Reviews for Enemy Spy

Booklist Reviews 2005 August #1
Gr. 3-5. In the fourth book about Nolan, a nerdy-looking boy who has secretly created a cybersuperhero to deal with a school bully, the mystery of Shredderman's inventor becomes a news item on national television. Just as the media noisily intrude on the quiet town of Cedar Valley, Nolan stumbles into a mystery, discovering a packet of secret documents and taking some incriminating photos. The pressure to keep his identity as Shredderman's creator takes its toll on Nolan's family and his teacher, but Nolan finds a new ally in an old enemy, someone he has underestimated in a fundamental way. Writing in first person, Nolan tells his own story in a snappy style that helps make this such an appealing chapter book. Despite his classmates' clear admiration for Shredderman, Nolan still has moments of loneliness as long as his secret identity is kept a secret. ((Reviewed August 2005)) Copyright 2005 Booklist Reviews.

Horn Book Guide Reviews 2005 Fall
The third and fourth books about an elementary school superhero who uses the Internet stretch credibility more than the first two. When Nolan, as "Shredderman," unmasks an unscrupulous tabloid reporter and a possible spy ring, local news agencies and even the FBI have trouble discovering his secret identity. Though these volumes will attract fans, Shredderman should have stuck to school problems. [Review covers these Shredderman titles: [cf2]Enemy Spy[cf1] and [cf2]Meet the Gecko[cf1].] Copyright 2005 Horn Book Guide Reviews.

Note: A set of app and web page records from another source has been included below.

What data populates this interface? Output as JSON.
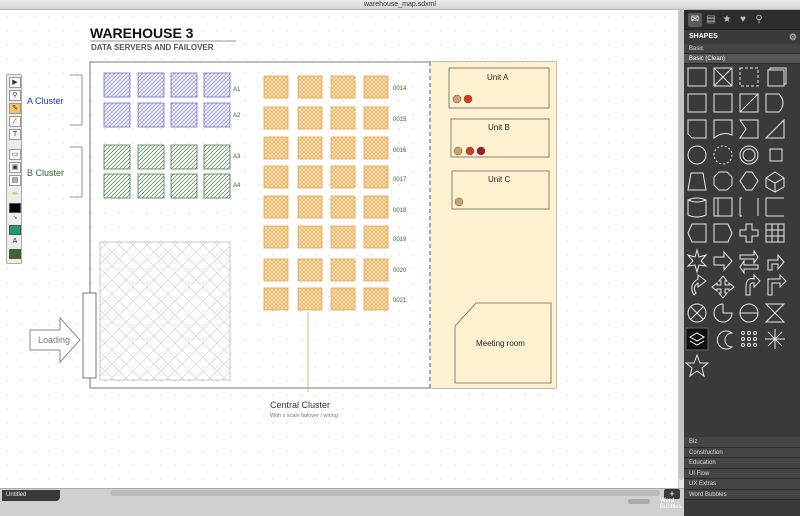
{
  "window": {
    "title": "warehouse_map.sdxml"
  },
  "diagram": {
    "title": "WAREHOUSE 3",
    "subtitle": "DATA SERVERS AND FAILOVER",
    "cluster_a_label": "A Cluster",
    "cluster_b_label": "B Cluster",
    "rack_rows_left": [
      "A1",
      "A2",
      "A3",
      "A4"
    ],
    "rack_rows_central": [
      "0014",
      "0015",
      "0016",
      "0017",
      "0018",
      "0019",
      "0020",
      "0021"
    ],
    "loading_label": "Loading",
    "central_cluster_label": "Central Cluster",
    "central_cluster_note": "With x scale failover / wiring",
    "units": [
      {
        "label": "Unit A",
        "status": [
          "#d2a06a",
          "#d13b1e"
        ]
      },
      {
        "label": "Unit B",
        "status": [
          "#d2a06a",
          "#d13b1e",
          "#a01b2a"
        ]
      },
      {
        "label": "Unit C",
        "status": [
          "#d2a06a"
        ]
      }
    ],
    "meeting_room_label": "Meeting room",
    "colors": {
      "a_cluster": "#6b6bd6",
      "b_cluster": "#4a7a4a",
      "central": "#e3a24a",
      "office_fill": "#fdf1cf",
      "a_label": "#2233cc",
      "b_label": "#2a6a2a"
    }
  },
  "tools": {
    "items": [
      "select-tool",
      "zoom-tool",
      "pencil-tool",
      "line-tool",
      "text-tool",
      "shape-tool",
      "image-tool",
      "note-tool",
      "brush-tool"
    ],
    "text_glyph": "T",
    "letter_glyph": "A",
    "fill_color": "#000000",
    "stroke_color": "#1a9a6a",
    "text_color": "#3a6a2a"
  },
  "panel": {
    "tab_icons": [
      "speech-bubble-icon",
      "chat-icon",
      "star-icon",
      "heart-icon",
      "search-icon"
    ],
    "header": "SHAPES",
    "libraries_top": [
      "Basic",
      "Basic (Clean)"
    ],
    "libraries_bottom": [
      "Biz",
      "Construction",
      "Education",
      "UI Flow",
      "UX Extras",
      "Word Bubbles"
    ]
  },
  "bottom": {
    "doc_tab": "Untitled",
    "add_button": "+",
    "extra_label": "Word Bubbles"
  }
}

School Library Journal Reviews 2005 July
Gr 3-7-In his fourth appearance, Nolan stumbles onto an international spy ring and sets off a chain reaction of suspicions that lead to the arrests of his parents and his teacher. To complicate things, his archenemy, Bubba, has discovered that Nolan is indeed Shredderman. But instead of exposing his secret, the bully wants one thing: to be Shredderman's sidekick, The Bouncer. In the end, Nolan must reveal his identity in order to save his family and his favorite teacher. As in the earlier books, the protagonist uses his Web site to help move justice along and make sure the truth is seen. Readers will identify with him and the other kids in the school and will start rooting for the underdogs. Reluctant readers will enjoy the fast-moving plot and the black-and-white cartoons scattered throughout. The book could also be used to teach awareness about bullying and tolerance of kids who are different.-Kim Carlson, Monticello High School, IA Copyright 2005 Reed Business Information.